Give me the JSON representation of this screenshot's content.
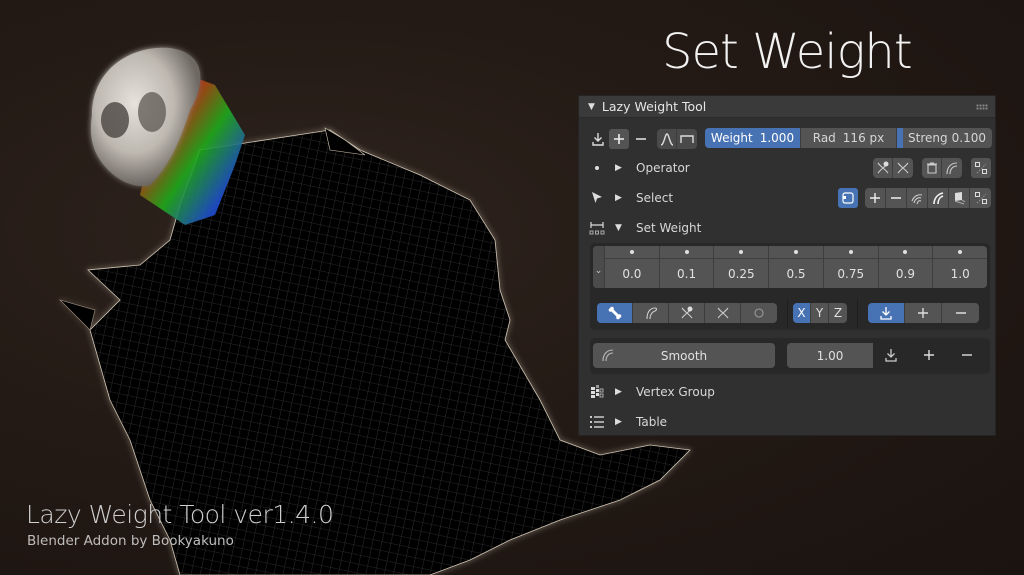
{
  "hero": {
    "title": "Set Weight"
  },
  "footer": {
    "title": "Lazy Weight Tool ver1.4.0",
    "subtitle": "Blender Addon by Bookyakuno"
  },
  "panel": {
    "title": "Lazy Weight Tool",
    "toolbar": {
      "brush_icons": [
        "apply-icon",
        "add-icon",
        "subtract-icon"
      ],
      "falloff_icons": [
        "smooth-falloff-icon",
        "constant-falloff-icon"
      ],
      "weight_label": "Weight",
      "weight_value": "1.000",
      "radius_label": "Rad",
      "radius_value": "116 px",
      "strength_label": "Streng",
      "strength_value": "0.100",
      "weight_fill": 1.0,
      "strength_fill": 0.1
    },
    "sections": {
      "operator": {
        "label": "Operator",
        "expanded": false
      },
      "select": {
        "label": "Select",
        "expanded": false
      },
      "set_weight": {
        "label": "Set Weight",
        "expanded": true
      },
      "vertex_group": {
        "label": "Vertex Group",
        "expanded": false
      },
      "table": {
        "label": "Table",
        "expanded": false
      }
    },
    "presets": [
      "0.0",
      "0.1",
      "0.25",
      "0.5",
      "0.75",
      "0.9",
      "1.0"
    ],
    "target_modes": [
      {
        "icon": "bone-icon",
        "active": true
      },
      {
        "icon": "curve-icon",
        "active": false
      },
      {
        "icon": "add-vertex-group-icon",
        "active": false
      },
      {
        "icon": "vertex-group-icon",
        "active": false
      },
      {
        "icon": "circle-icon",
        "active": false
      }
    ],
    "axes": [
      {
        "label": "X",
        "active": true
      },
      {
        "label": "Y",
        "active": false
      },
      {
        "label": "Z",
        "active": false
      }
    ],
    "blend_modes": [
      {
        "icon": "replace-icon",
        "active": true
      },
      {
        "icon": "add-icon",
        "active": false
      },
      {
        "icon": "subtract-icon",
        "active": false
      }
    ],
    "smooth": {
      "label": "Smooth",
      "value": "1.00"
    }
  },
  "colors": {
    "accent": "#4772b3",
    "panel_bg": "#303030",
    "button": "#545454",
    "background": "#241a15"
  }
}
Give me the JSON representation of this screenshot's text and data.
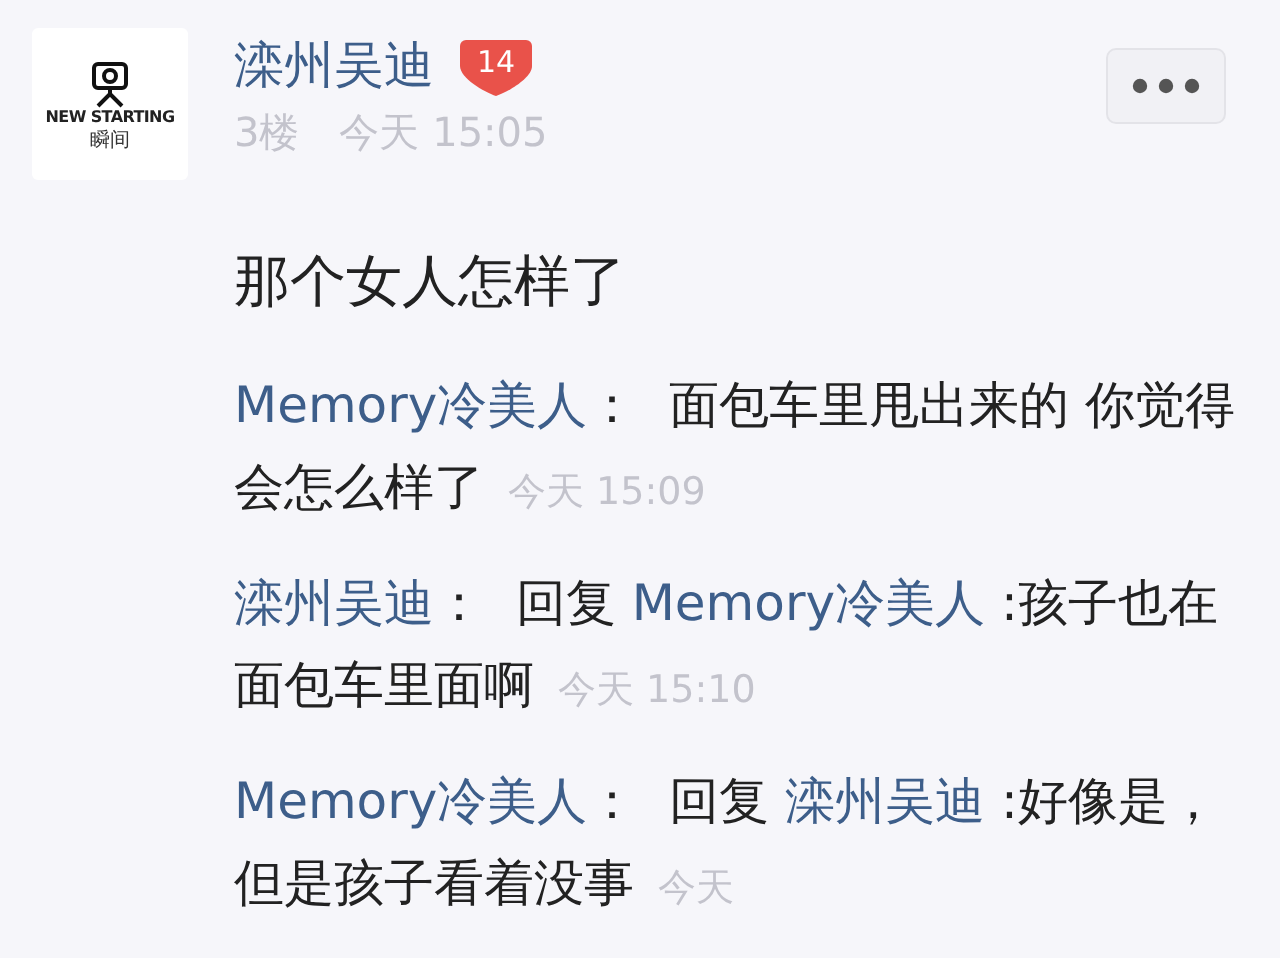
{
  "post": {
    "avatar": {
      "brand": "NEW STARTING",
      "sub": "瞬间"
    },
    "author": "滦州吴迪",
    "level": "14",
    "floor": "3楼",
    "time": "今天 15:05",
    "content": "那个女人怎样了"
  },
  "replies": [
    {
      "author": "Memory冷美人",
      "separator": "：",
      "text": "面包车里甩出来的 你觉得会怎么样了",
      "time": "今天 15:09"
    },
    {
      "author": "滦州吴迪",
      "separator": "：",
      "reply_word": "回复",
      "reply_to": "Memory冷美人",
      "text": ":孩子也在面包车里面啊",
      "time": "今天 15:10"
    },
    {
      "author": "Memory冷美人",
      "separator": "：",
      "reply_word": "回复",
      "reply_to": "滦州吴迪",
      "text": ":好像是，但是孩子看着没事",
      "time": "今天"
    }
  ]
}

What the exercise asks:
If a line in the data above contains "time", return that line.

Exercise answer:
    "time": "今天 15:05",
      "time": "今天 15:09"
      "time": "今天 15:10"
      "time": "今天"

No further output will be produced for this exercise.